Enjoy your rainbarrel!
View diagram
Use only the appropiate steps
 

·
Registered
Joined
·
185 Posts
A 12v bilge pump from a store, or from a boat will draw the water up from that low pond, and run off the power point in a vehicle or direct off the battery. They can be had pretty cheap, and if you get one that you can attach a hose on the draw side, then it'll empty your barrels right quick.

Bulkhead fittings are easy to put in too, good luck with the water fetching.
 

·
Registered
Joined
·
415 Posts
Discussion Starter #6
Thanks for all the suggestion, everyone! This is just what I was looking for.

But, even better, my brother loaned me a small electric pump he had (used to use it for his basement) and it had a place to screw in a garden hose. So I stood in the pond and held it under the water while ds ran hoses up to the barn and garden and filled up buckets for the critters.

Tomorrow I will rig up a way to suspend it inside a small rabbit cage with a cheesecloth filter all around it, and set the whole contraption on a couple of concrete blocks at the bottom of the pond.

(Pond has like 6" of silt at the bottom and tons of stuff growing in it like seaweed sort of, so I don't want all that getting sucked into my brother's pump!)

I still might go ahead and set something up with the water barrels though, just for future use.

And, yes, we can get a truck pretty close to the pond, and right up to the animal areas.

THANKS AGAIN!

Tracey Mouse
 

·
Registered
Joined
·
1,869 Posts
OK here ya go....


This barrel has a spigot with an on/off flow valve on the left side.


The right side 'spigot' is connected to another barrel via a [R/V] (water grade) water hose (not important if you use a regular garden hose to supply water to the barrels


This is a closeup of the barrel tap for reference.


All fittings should be placed as near the bottom of the barrels as possible while providing a flat surface for them to seal. Water supply should enter the vertical barrel (center barrel is best) from the top. Regardless of how many barrels you 'daisy chain' they will fill uniformly and your total water storage will be 55 gallons X the number of barrels you fill. The 'battery of barrels should be at the highest elevation that is possible/convenient so that gravity is your friend for emptying them. Build a stand from cinder blocks or wood if necessary to elevate them - just keep in mind that a 55 gallon barrel of water weighs almost 400 lbs and the stand (if necessary) needs to be virtually level and strong enough to support the weight or the barrels may tip over as they fill.

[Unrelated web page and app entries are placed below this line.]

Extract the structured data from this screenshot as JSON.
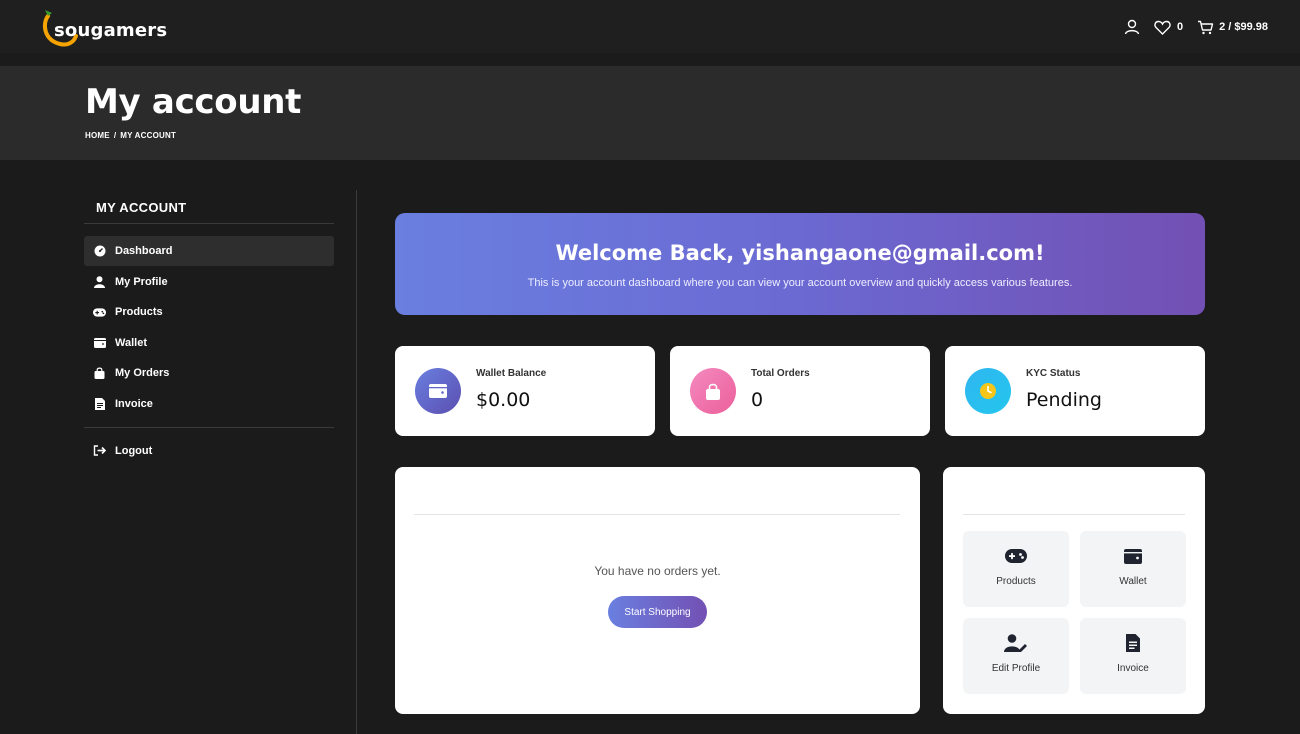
{
  "brand": {
    "name": "sougamers"
  },
  "header": {
    "wishlist_count": "0",
    "cart_summary": "2 / $99.98"
  },
  "page": {
    "title": "My account",
    "breadcrumb": [
      "HOME",
      "/",
      "MY ACCOUNT"
    ]
  },
  "sidebar": {
    "heading": "MY ACCOUNT",
    "items": [
      {
        "label": "Dashboard",
        "icon": "dashboard-icon",
        "active": true
      },
      {
        "label": "My Profile",
        "icon": "user-icon"
      },
      {
        "label": "Products",
        "icon": "gamepad-icon"
      },
      {
        "label": "Wallet",
        "icon": "wallet-icon"
      },
      {
        "label": "My Orders",
        "icon": "bag-icon"
      },
      {
        "label": "Invoice",
        "icon": "invoice-icon"
      }
    ],
    "logout": "Logout"
  },
  "welcome": {
    "title": "Welcome Back, yishangaone@gmail.com!",
    "subtitle": "This is your account dashboard where you can view your account overview and quickly access various features."
  },
  "stats": [
    {
      "label": "Wallet Balance",
      "value": "$0.00",
      "icon": "wallet-icon",
      "color": "#5b4fb0"
    },
    {
      "label": "Total Orders",
      "value": "0",
      "icon": "bag-icon",
      "color": "#ec5f9a"
    },
    {
      "label": "KYC Status",
      "value": "Pending",
      "icon": "clock-icon",
      "color": "#2fb6f0"
    }
  ],
  "orders": {
    "empty_text": "You have no orders yet.",
    "cta": "Start Shopping"
  },
  "quick_links": [
    {
      "label": "Products",
      "icon": "gamepad-icon"
    },
    {
      "label": "Wallet",
      "icon": "wallet-icon"
    },
    {
      "label": "Edit Profile",
      "icon": "user-edit-icon"
    },
    {
      "label": "Invoice",
      "icon": "invoice-icon"
    }
  ],
  "colors": {
    "background": "#1b1b1b",
    "accent_gradient_start": "#6a7fe0",
    "accent_gradient_end": "#7350b3"
  }
}
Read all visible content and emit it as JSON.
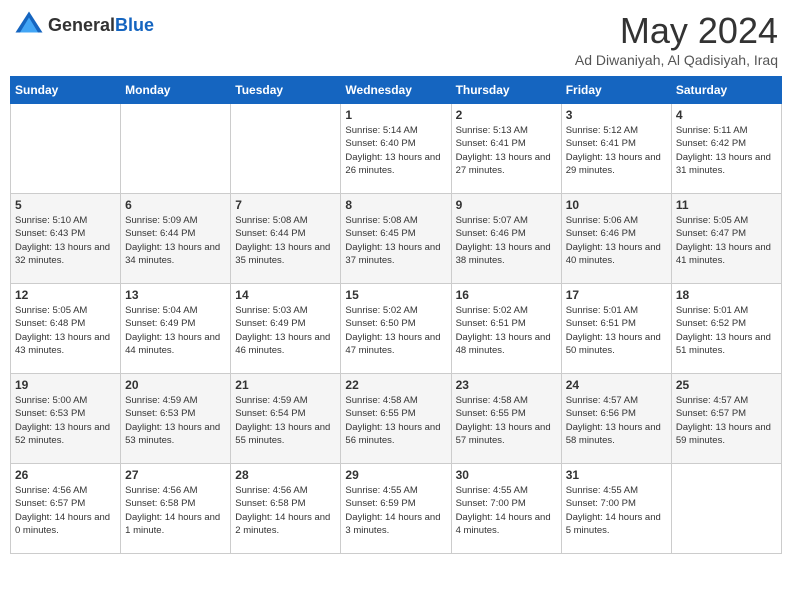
{
  "header": {
    "logo": {
      "general": "General",
      "blue": "Blue"
    },
    "title": "May 2024",
    "location": "Ad Diwaniyah, Al Qadisiyah, Iraq"
  },
  "calendar": {
    "days_of_week": [
      "Sunday",
      "Monday",
      "Tuesday",
      "Wednesday",
      "Thursday",
      "Friday",
      "Saturday"
    ],
    "weeks": [
      [
        {
          "day": "",
          "info": ""
        },
        {
          "day": "",
          "info": ""
        },
        {
          "day": "",
          "info": ""
        },
        {
          "day": "1",
          "info": "Sunrise: 5:14 AM\nSunset: 6:40 PM\nDaylight: 13 hours and 26 minutes."
        },
        {
          "day": "2",
          "info": "Sunrise: 5:13 AM\nSunset: 6:41 PM\nDaylight: 13 hours and 27 minutes."
        },
        {
          "day": "3",
          "info": "Sunrise: 5:12 AM\nSunset: 6:41 PM\nDaylight: 13 hours and 29 minutes."
        },
        {
          "day": "4",
          "info": "Sunrise: 5:11 AM\nSunset: 6:42 PM\nDaylight: 13 hours and 31 minutes."
        }
      ],
      [
        {
          "day": "5",
          "info": "Sunrise: 5:10 AM\nSunset: 6:43 PM\nDaylight: 13 hours and 32 minutes."
        },
        {
          "day": "6",
          "info": "Sunrise: 5:09 AM\nSunset: 6:44 PM\nDaylight: 13 hours and 34 minutes."
        },
        {
          "day": "7",
          "info": "Sunrise: 5:08 AM\nSunset: 6:44 PM\nDaylight: 13 hours and 35 minutes."
        },
        {
          "day": "8",
          "info": "Sunrise: 5:08 AM\nSunset: 6:45 PM\nDaylight: 13 hours and 37 minutes."
        },
        {
          "day": "9",
          "info": "Sunrise: 5:07 AM\nSunset: 6:46 PM\nDaylight: 13 hours and 38 minutes."
        },
        {
          "day": "10",
          "info": "Sunrise: 5:06 AM\nSunset: 6:46 PM\nDaylight: 13 hours and 40 minutes."
        },
        {
          "day": "11",
          "info": "Sunrise: 5:05 AM\nSunset: 6:47 PM\nDaylight: 13 hours and 41 minutes."
        }
      ],
      [
        {
          "day": "12",
          "info": "Sunrise: 5:05 AM\nSunset: 6:48 PM\nDaylight: 13 hours and 43 minutes."
        },
        {
          "day": "13",
          "info": "Sunrise: 5:04 AM\nSunset: 6:49 PM\nDaylight: 13 hours and 44 minutes."
        },
        {
          "day": "14",
          "info": "Sunrise: 5:03 AM\nSunset: 6:49 PM\nDaylight: 13 hours and 46 minutes."
        },
        {
          "day": "15",
          "info": "Sunrise: 5:02 AM\nSunset: 6:50 PM\nDaylight: 13 hours and 47 minutes."
        },
        {
          "day": "16",
          "info": "Sunrise: 5:02 AM\nSunset: 6:51 PM\nDaylight: 13 hours and 48 minutes."
        },
        {
          "day": "17",
          "info": "Sunrise: 5:01 AM\nSunset: 6:51 PM\nDaylight: 13 hours and 50 minutes."
        },
        {
          "day": "18",
          "info": "Sunrise: 5:01 AM\nSunset: 6:52 PM\nDaylight: 13 hours and 51 minutes."
        }
      ],
      [
        {
          "day": "19",
          "info": "Sunrise: 5:00 AM\nSunset: 6:53 PM\nDaylight: 13 hours and 52 minutes."
        },
        {
          "day": "20",
          "info": "Sunrise: 4:59 AM\nSunset: 6:53 PM\nDaylight: 13 hours and 53 minutes."
        },
        {
          "day": "21",
          "info": "Sunrise: 4:59 AM\nSunset: 6:54 PM\nDaylight: 13 hours and 55 minutes."
        },
        {
          "day": "22",
          "info": "Sunrise: 4:58 AM\nSunset: 6:55 PM\nDaylight: 13 hours and 56 minutes."
        },
        {
          "day": "23",
          "info": "Sunrise: 4:58 AM\nSunset: 6:55 PM\nDaylight: 13 hours and 57 minutes."
        },
        {
          "day": "24",
          "info": "Sunrise: 4:57 AM\nSunset: 6:56 PM\nDaylight: 13 hours and 58 minutes."
        },
        {
          "day": "25",
          "info": "Sunrise: 4:57 AM\nSunset: 6:57 PM\nDaylight: 13 hours and 59 minutes."
        }
      ],
      [
        {
          "day": "26",
          "info": "Sunrise: 4:56 AM\nSunset: 6:57 PM\nDaylight: 14 hours and 0 minutes."
        },
        {
          "day": "27",
          "info": "Sunrise: 4:56 AM\nSunset: 6:58 PM\nDaylight: 14 hours and 1 minute."
        },
        {
          "day": "28",
          "info": "Sunrise: 4:56 AM\nSunset: 6:58 PM\nDaylight: 14 hours and 2 minutes."
        },
        {
          "day": "29",
          "info": "Sunrise: 4:55 AM\nSunset: 6:59 PM\nDaylight: 14 hours and 3 minutes."
        },
        {
          "day": "30",
          "info": "Sunrise: 4:55 AM\nSunset: 7:00 PM\nDaylight: 14 hours and 4 minutes."
        },
        {
          "day": "31",
          "info": "Sunrise: 4:55 AM\nSunset: 7:00 PM\nDaylight: 14 hours and 5 minutes."
        },
        {
          "day": "",
          "info": ""
        }
      ]
    ]
  }
}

good luck
Bill
 

·
Registered
Joined
·
698 Posts
I recently made a rain barrel from one of those blue barrels. Ours was missing one of the bungs when we got it. So, I flipped it over and put a 3"x3/4" galvanized bushing in it. I then put a 3/4" street 90 into that. A 6" nipple into that with a sillcock screwed to that. Then I built cribbing and flipped it over on top of the cribbing. Then cut a hole just big enough for the downspout to pass through in the now top, former bottom.

Our barrel had a recess around it's new top, so I drilled some small holes at the lowest part of the recess. Now my DW puts her potted plants on top of the rainbarrel when she waters them. That way the excess water just goes back into the barrel to be used again.
 

·
Registered
Joined
·
762 Posts
when we lived in manitoba we bought drums(1000ltrs) from the airport..They had had de-icer in them..antifreeze..We washed them out and bleached and washed again etc,,They were our source of watering the stock after the farm burnt down.
 
1 - 10 of 10 Posts
Top